FIG. 15 shows a lever 100 which is coupled to an air cylinder for opening the door mechanism. The curve in lever 100 allows the mechanism to travel over center when the doors are closed.
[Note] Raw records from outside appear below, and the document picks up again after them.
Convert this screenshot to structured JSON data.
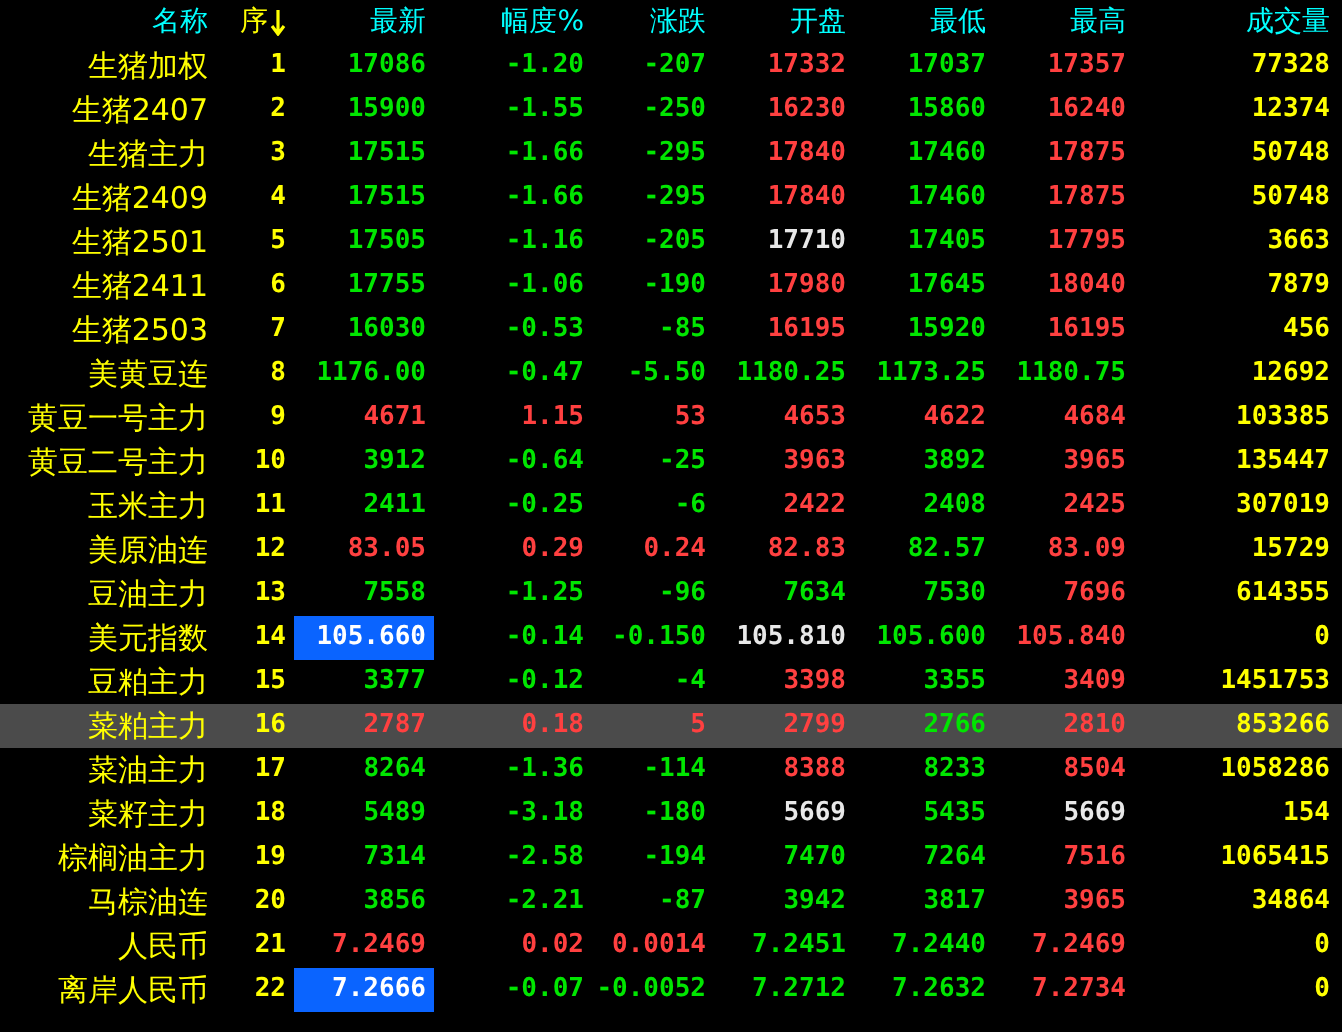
{
  "table": {
    "columns": [
      {
        "label": "名称",
        "sorted": false
      },
      {
        "label": "序",
        "sorted": true
      },
      {
        "label": "最新",
        "sorted": false
      },
      {
        "label": "幅度%",
        "sorted": false
      },
      {
        "label": "涨跌",
        "sorted": false
      },
      {
        "label": "开盘",
        "sorted": false
      },
      {
        "label": "最低",
        "sorted": false
      },
      {
        "label": "最高",
        "sorted": false
      },
      {
        "label": "成交量",
        "sorted": false
      }
    ],
    "rows": [
      {
        "selected": false,
        "cells": [
          {
            "text": "生猪加权",
            "color": "#ffff00",
            "highlighted": false
          },
          {
            "text": "1",
            "color": "#ffff00",
            "highlighted": false
          },
          {
            "text": "17086",
            "color": "#00e600",
            "highlighted": false
          },
          {
            "text": "-1.20",
            "color": "#00e600",
            "highlighted": false
          },
          {
            "text": "-207",
            "color": "#00e600",
            "highlighted": false
          },
          {
            "text": "17332",
            "color": "#ff4040",
            "highlighted": false
          },
          {
            "text": "17037",
            "color": "#00e600",
            "highlighted": false
          },
          {
            "text": "17357",
            "color": "#ff4040",
            "highlighted": false
          },
          {
            "text": "77328",
            "color": "#ffff00",
            "highlighted": false
          }
        ]
      },
      {
        "selected": false,
        "cells": [
          {
            "text": "生猪2407",
            "color": "#ffff00",
            "highlighted": false
          },
          {
            "text": "2",
            "color": "#ffff00",
            "highlighted": false
          },
          {
            "text": "15900",
            "color": "#00e600",
            "highlighted": false
          },
          {
            "text": "-1.55",
            "color": "#00e600",
            "highlighted": false
          },
          {
            "text": "-250",
            "color": "#00e600",
            "highlighted": false
          },
          {
            "text": "16230",
            "color": "#ff4040",
            "highlighted": false
          },
          {
            "text": "15860",
            "color": "#00e600",
            "highlighted": false
          },
          {
            "text": "16240",
            "color": "#ff4040",
            "highlighted": false
          },
          {
            "text": "12374",
            "color": "#ffff00",
            "highlighted": false
          }
        ]
      },
      {
        "selected": false,
        "cells": [
          {
            "text": "生猪主力",
            "color": "#ffff00",
            "highlighted": false
          },
          {
            "text": "3",
            "color": "#ffff00",
            "highlighted": false
          },
          {
            "text": "17515",
            "color": "#00e600",
            "highlighted": false
          },
          {
            "text": "-1.66",
            "color": "#00e600",
            "highlighted": false
          },
          {
            "text": "-295",
            "color": "#00e600",
            "highlighted": false
          },
          {
            "text": "17840",
            "color": "#ff4040",
            "highlighted": false
          },
          {
            "text": "17460",
            "color": "#00e600",
            "highlighted": false
          },
          {
            "text": "17875",
            "color": "#ff4040",
            "highlighted": false
          },
          {
            "text": "50748",
            "color": "#ffff00",
            "highlighted": false
          }
        ]
      },
      {
        "selected": false,
        "cells": [
          {
            "text": "生猪2409",
            "color": "#ffff00",
            "highlighted": false
          },
          {
            "text": "4",
            "color": "#ffff00",
            "highlighted": false
          },
          {
            "text": "17515",
            "color": "#00e600",
            "highlighted": false
          },
          {
            "text": "-1.66",
            "color": "#00e600",
            "highlighted": false
          },
          {
            "text": "-295",
            "color": "#00e600",
            "highlighted": false
          },
          {
            "text": "17840",
            "color": "#ff4040",
            "highlighted": false
          },
          {
            "text": "17460",
            "color": "#00e600",
            "highlighted": false
          },
          {
            "text": "17875",
            "color": "#ff4040",
            "highlighted": false
          },
          {
            "text": "50748",
            "color": "#ffff00",
            "highlighted": false
          }
        ]
      },
      {
        "selected": false,
        "cells": [
          {
            "text": "生猪2501",
            "color": "#ffff00",
            "highlighted": false
          },
          {
            "text": "5",
            "color": "#ffff00",
            "highlighted": false
          },
          {
            "text": "17505",
            "color": "#00e600",
            "highlighted": false
          },
          {
            "text": "-1.16",
            "color": "#00e600",
            "highlighted": false
          },
          {
            "text": "-205",
            "color": "#00e600",
            "highlighted": false
          },
          {
            "text": "17710",
            "color": "#e8e8e8",
            "highlighted": false
          },
          {
            "text": "17405",
            "color": "#00e600",
            "highlighted": false
          },
          {
            "text": "17795",
            "color": "#ff4040",
            "highlighted": false
          },
          {
            "text": "3663",
            "color": "#ffff00",
            "highlighted": false
          }
        ]
      },
      {
        "selected": false,
        "cells": [
          {
            "text": "生猪2411",
            "color": "#ffff00",
            "highlighted": false
          },
          {
            "text": "6",
            "color": "#ffff00",
            "highlighted": false
          },
          {
            "text": "17755",
            "color": "#00e600",
            "highlighted": false
          },
          {
            "text": "-1.06",
            "color": "#00e600",
            "highlighted": false
          },
          {
            "text": "-190",
            "color": "#00e600",
            "highlighted": false
          },
          {
            "text": "17980",
            "color": "#ff4040",
            "highlighted": false
          },
          {
            "text": "17645",
            "color": "#00e600",
            "highlighted": false
          },
          {
            "text": "18040",
            "color": "#ff4040",
            "highlighted": false
          },
          {
            "text": "7879",
            "color": "#ffff00",
            "highlighted": false
          }
        ]
      },
      {
        "selected": false,
        "cells": [
          {
            "text": "生猪2503",
            "color": "#ffff00",
            "highlighted": false
          },
          {
            "text": "7",
            "color": "#ffff00",
            "highlighted": false
          },
          {
            "text": "16030",
            "color": "#00e600",
            "highlighted": false
          },
          {
            "text": "-0.53",
            "color": "#00e600",
            "highlighted": false
          },
          {
            "text": "-85",
            "color": "#00e600",
            "highlighted": false
          },
          {
            "text": "16195",
            "color": "#ff4040",
            "highlighted": false
          },
          {
            "text": "15920",
            "color": "#00e600",
            "highlighted": false
          },
          {
            "text": "16195",
            "color": "#ff4040",
            "highlighted": false
          },
          {
            "text": "456",
            "color": "#ffff00",
            "highlighted": false
          }
        ]
      },
      {
        "selected": false,
        "cells": [
          {
            "text": "美黄豆连",
            "color": "#ffff00",
            "highlighted": false
          },
          {
            "text": "8",
            "color": "#ffff00",
            "highlighted": false
          },
          {
            "text": "1176.00",
            "color": "#00e600",
            "highlighted": false
          },
          {
            "text": "-0.47",
            "color": "#00e600",
            "highlighted": false
          },
          {
            "text": "-5.50",
            "color": "#00e600",
            "highlighted": false
          },
          {
            "text": "1180.25",
            "color": "#00e600",
            "highlighted": false
          },
          {
            "text": "1173.25",
            "color": "#00e600",
            "highlighted": false
          },
          {
            "text": "1180.75",
            "color": "#00e600",
            "highlighted": false
          },
          {
            "text": "12692",
            "color": "#ffff00",
            "highlighted": false
          }
        ]
      },
      {
        "selected": false,
        "cells": [
          {
            "text": "黄豆一号主力",
            "color": "#ffff00",
            "highlighted": false
          },
          {
            "text": "9",
            "color": "#ffff00",
            "highlighted": false
          },
          {
            "text": "4671",
            "color": "#ff4040",
            "highlighted": false
          },
          {
            "text": "1.15",
            "color": "#ff4040",
            "highlighted": false
          },
          {
            "text": "53",
            "color": "#ff4040",
            "highlighted": false
          },
          {
            "text": "4653",
            "color": "#ff4040",
            "highlighted": false
          },
          {
            "text": "4622",
            "color": "#ff4040",
            "highlighted": false
          },
          {
            "text": "4684",
            "color": "#ff4040",
            "highlighted": false
          },
          {
            "text": "103385",
            "color": "#ffff00",
            "highlighted": false
          }
        ]
      },
      {
        "selected": false,
        "cells": [
          {
            "text": "黄豆二号主力",
            "color": "#ffff00",
            "highlighted": false
          },
          {
            "text": "10",
            "color": "#ffff00",
            "highlighted": false
          },
          {
            "text": "3912",
            "color": "#00e600",
            "highlighted": false
          },
          {
            "text": "-0.64",
            "color": "#00e600",
            "highlighted": false
          },
          {
            "text": "-25",
            "color": "#00e600",
            "highlighted": false
          },
          {
            "text": "3963",
            "color": "#ff4040",
            "highlighted": false
          },
          {
            "text": "3892",
            "color": "#00e600",
            "highlighted": false
          },
          {
            "text": "3965",
            "color": "#ff4040",
            "highlighted": false
          },
          {
            "text": "135447",
            "color": "#ffff00",
            "highlighted": false
          }
        ]
      },
      {
        "selected": false,
        "cells": [
          {
            "text": "玉米主力",
            "color": "#ffff00",
            "highlighted": false
          },
          {
            "text": "11",
            "color": "#ffff00",
            "highlighted": false
          },
          {
            "text": "2411",
            "color": "#00e600",
            "highlighted": false
          },
          {
            "text": "-0.25",
            "color": "#00e600",
            "highlighted": false
          },
          {
            "text": "-6",
            "color": "#00e600",
            "highlighted": false
          },
          {
            "text": "2422",
            "color": "#ff4040",
            "highlighted": false
          },
          {
            "text": "2408",
            "color": "#00e600",
            "highlighted": false
          },
          {
            "text": "2425",
            "color": "#ff4040",
            "highlighted": false
          },
          {
            "text": "307019",
            "color": "#ffff00",
            "highlighted": false
          }
        ]
      },
      {
        "selected": false,
        "cells": [
          {
            "text": "美原油连",
            "color": "#ffff00",
            "highlighted": false
          },
          {
            "text": "12",
            "color": "#ffff00",
            "highlighted": false
          },
          {
            "text": "83.05",
            "color": "#ff4040",
            "highlighted": false
          },
          {
            "text": "0.29",
            "color": "#ff4040",
            "highlighted": false
          },
          {
            "text": "0.24",
            "color": "#ff4040",
            "highlighted": false
          },
          {
            "text": "82.83",
            "color": "#ff4040",
            "highlighted": false
          },
          {
            "text": "82.57",
            "color": "#00e600",
            "highlighted": false
          },
          {
            "text": "83.09",
            "color": "#ff4040",
            "highlighted": false
          },
          {
            "text": "15729",
            "color": "#ffff00",
            "highlighted": false
          }
        ]
      },
      {
        "selected": false,
        "cells": [
          {
            "text": "豆油主力",
            "color": "#ffff00",
            "highlighted": false
          },
          {
            "text": "13",
            "color": "#ffff00",
            "highlighted": false
          },
          {
            "text": "7558",
            "color": "#00e600",
            "highlighted": false
          },
          {
            "text": "-1.25",
            "color": "#00e600",
            "highlighted": false
          },
          {
            "text": "-96",
            "color": "#00e600",
            "highlighted": false
          },
          {
            "text": "7634",
            "color": "#00e600",
            "highlighted": false
          },
          {
            "text": "7530",
            "color": "#00e600",
            "highlighted": false
          },
          {
            "text": "7696",
            "color": "#ff4040",
            "highlighted": false
          },
          {
            "text": "614355",
            "color": "#ffff00",
            "highlighted": false
          }
        ]
      },
      {
        "selected": false,
        "cells": [
          {
            "text": "美元指数",
            "color": "#ffff00",
            "highlighted": false
          },
          {
            "text": "14",
            "color": "#ffff00",
            "highlighted": false
          },
          {
            "text": "105.660",
            "color": "#ffffff",
            "highlighted": true
          },
          {
            "text": "-0.14",
            "color": "#00e600",
            "highlighted": false
          },
          {
            "text": "-0.150",
            "color": "#00e600",
            "highlighted": false
          },
          {
            "text": "105.810",
            "color": "#e8e8e8",
            "highlighted": false
          },
          {
            "text": "105.600",
            "color": "#00e600",
            "highlighted": false
          },
          {
            "text": "105.840",
            "color": "#ff4040",
            "highlighted": false
          },
          {
            "text": "0",
            "color": "#ffff00",
            "highlighted": false
          }
        ]
      },
      {
        "selected": false,
        "cells": [
          {
            "text": "豆粕主力",
            "color": "#ffff00",
            "highlighted": false
          },
          {
            "text": "15",
            "color": "#ffff00",
            "highlighted": false
          },
          {
            "text": "3377",
            "color": "#00e600",
            "highlighted": false
          },
          {
            "text": "-0.12",
            "color": "#00e600",
            "highlighted": false
          },
          {
            "text": "-4",
            "color": "#00e600",
            "highlighted": false
          },
          {
            "text": "3398",
            "color": "#ff4040",
            "highlighted": false
          },
          {
            "text": "3355",
            "color": "#00e600",
            "highlighted": false
          },
          {
            "text": "3409",
            "color": "#ff4040",
            "highlighted": false
          },
          {
            "text": "1451753",
            "color": "#ffff00",
            "highlighted": false
          }
        ]
      },
      {
        "selected": true,
        "cells": [
          {
            "text": "菜粕主力",
            "color": "#ffff00",
            "highlighted": false
          },
          {
            "text": "16",
            "color": "#ffff00",
            "highlighted": false
          },
          {
            "text": "2787",
            "color": "#ff4040",
            "highlighted": false
          },
          {
            "text": "0.18",
            "color": "#ff4040",
            "highlighted": false
          },
          {
            "text": "5",
            "color": "#ff4040",
            "highlighted": false
          },
          {
            "text": "2799",
            "color": "#ff4040",
            "highlighted": false
          },
          {
            "text": "2766",
            "color": "#00e600",
            "highlighted": false
          },
          {
            "text": "2810",
            "color": "#ff4040",
            "highlighted": false
          },
          {
            "text": "853266",
            "color": "#ffff00",
            "highlighted": false
          }
        ]
      },
      {
        "selected": false,
        "cells": [
          {
            "text": "菜油主力",
            "color": "#ffff00",
            "highlighted": false
          },
          {
            "text": "17",
            "color": "#ffff00",
            "highlighted": false
          },
          {
            "text": "8264",
            "color": "#00e600",
            "highlighted": false
          },
          {
            "text": "-1.36",
            "color": "#00e600",
            "highlighted": false
          },
          {
            "text": "-114",
            "color": "#00e600",
            "highlighted": false
          },
          {
            "text": "8388",
            "color": "#ff4040",
            "highlighted": false
          },
          {
            "text": "8233",
            "color": "#00e600",
            "highlighted": false
          },
          {
            "text": "8504",
            "color": "#ff4040",
            "highlighted": false
          },
          {
            "text": "1058286",
            "color": "#ffff00",
            "highlighted": false
          }
        ]
      },
      {
        "selected": false,
        "cells": [
          {
            "text": "菜籽主力",
            "color": "#ffff00",
            "highlighted": false
          },
          {
            "text": "18",
            "color": "#ffff00",
            "highlighted": false
          },
          {
            "text": "5489",
            "color": "#00e600",
            "highlighted": false
          },
          {
            "text": "-3.18",
            "color": "#00e600",
            "highlighted": false
          },
          {
            "text": "-180",
            "color": "#00e600",
            "highlighted": false
          },
          {
            "text": "5669",
            "color": "#e8e8e8",
            "highlighted": false
          },
          {
            "text": "5435",
            "color": "#00e600",
            "highlighted": false
          },
          {
            "text": "5669",
            "color": "#e8e8e8",
            "highlighted": false
          },
          {
            "text": "154",
            "color": "#ffff00",
            "highlighted": false
          }
        ]
      },
      {
        "selected": false,
        "cells": [
          {
            "text": "棕榈油主力",
            "color": "#ffff00",
            "highlighted": false
          },
          {
            "text": "19",
            "color": "#ffff00",
            "highlighted": false
          },
          {
            "text": "7314",
            "color": "#00e600",
            "highlighted": false
          },
          {
            "text": "-2.58",
            "color": "#00e600",
            "highlighted": false
          },
          {
            "text": "-194",
            "color": "#00e600",
            "highlighted": false
          },
          {
            "text": "7470",
            "color": "#00e600",
            "highlighted": false
          },
          {
            "text": "7264",
            "color": "#00e600",
            "highlighted": false
          },
          {
            "text": "7516",
            "color": "#ff4040",
            "highlighted": false
          },
          {
            "text": "1065415",
            "color": "#ffff00",
            "highlighted": false
          }
        ]
      },
      {
        "selected": false,
        "cells": [
          {
            "text": "马棕油连",
            "color": "#ffff00",
            "highlighted": false
          },
          {
            "text": "20",
            "color": "#ffff00",
            "highlighted": false
          },
          {
            "text": "3856",
            "color": "#00e600",
            "highlighted": false
          },
          {
            "text": "-2.21",
            "color": "#00e600",
            "highlighted": false
          },
          {
            "text": "-87",
            "color": "#00e600",
            "highlighted": false
          },
          {
            "text": "3942",
            "color": "#00e600",
            "highlighted": false
          },
          {
            "text": "3817",
            "color": "#00e600",
            "highlighted": false
          },
          {
            "text": "3965",
            "color": "#ff4040",
            "highlighted": false
          },
          {
            "text": "34864",
            "color": "#ffff00",
            "highlighted": false
          }
        ]
      },
      {
        "selected": false,
        "cells": [
          {
            "text": "人民币",
            "color": "#ffff00",
            "highlighted": false
          },
          {
            "text": "21",
            "color": "#ffff00",
            "highlighted": false
          },
          {
            "text": "7.2469",
            "color": "#ff4040",
            "highlighted": false
          },
          {
            "text": "0.02",
            "color": "#ff4040",
            "highlighted": false
          },
          {
            "text": "0.0014",
            "color": "#ff4040",
            "highlighted": false
          },
          {
            "text": "7.2451",
            "color": "#00e600",
            "highlighted": false
          },
          {
            "text": "7.2440",
            "color": "#00e600",
            "highlighted": false
          },
          {
            "text": "7.2469",
            "color": "#ff4040",
            "highlighted": false
          },
          {
            "text": "0",
            "color": "#ffff00",
            "highlighted": false
          }
        ]
      },
      {
        "selected": false,
        "cells": [
          {
            "text": "离岸人民币",
            "color": "#ffff00",
            "highlighted": false
          },
          {
            "text": "22",
            "color": "#ffff00",
            "highlighted": false
          },
          {
            "text": "7.2666",
            "color": "#ffffff",
            "highlighted": true
          },
          {
            "text": "-0.07",
            "color": "#00e600",
            "highlighted": false
          },
          {
            "text": "-0.0052",
            "color": "#00e600",
            "highlighted": false
          },
          {
            "text": "7.2712",
            "color": "#00e600",
            "highlighted": false
          },
          {
            "text": "7.2632",
            "color": "#00e600",
            "highlighted": false
          },
          {
            "text": "7.2734",
            "color": "#ff4040",
            "highlighted": false
          },
          {
            "text": "0",
            "color": "#ffff00",
            "highlighted": false
          }
        ]
      }
    ]
  }
}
As can be seen in FIG. 15, the mechanism is 3° over center when the doors are closed, adding a safety feature to the door system.

This mechanism can be used to open a single set of continuous longitudinal doors, and can also be used on individual sets of hoppers which are closed by longitudinal door sets.

In the above description, and in the claims which follow, the use of such words as “clockwise”, “counterclockwise”, “distal”, “proximal”, “forward”, “outward”, “rearward”, “vertical”, “horizontal”, and the like is in conjunction with the drawings for purposes of clarity.

While the invention has been shown and described in terms of preferred embodiment, it will be understood that this invention is not limited to this particular embodiment, and that many changes and modifications may be made without departing from the true spirit and scope of the invention as defined in the appended claims.

Referenced by
Citing PatentFiling datePublication dateApplicantTitle
US7703397Sep 8, 2006Apr 27, 2010National Steel Car LimitedRail road hopper car fittings and method of operation
US8047140Aug 11, 2010Nov 1, 2011National Steel Car LimitedRail road hopper car structure
US8065964Feb 2, 2010Nov 29, 2011National Steel Car LimitedRail road hopper car ridge fittings
US8596203May 11, 2011Dec 3, 2013National Steel Car LimitedRailroad car and door mechanism therefor
US8622004Oct 31, 2011Jan 7, 2014National Steel Car LimitedRail road hopper car ridge fittings
US8915193 *Mar 15, 2013Dec 23, 2014National Steel Car LimitedRailroad car and door mechanism therefor
US8967053 *Jun 28, 2013Mar 3, 2015National Steel Car LimitedRailroad hopper car and door mechanism therefor
Classifications
U.S. Classification105/299
International ClassificationB61D3/00
Cooperative ClassificationB61D7/24
European ClassificationB61D7/24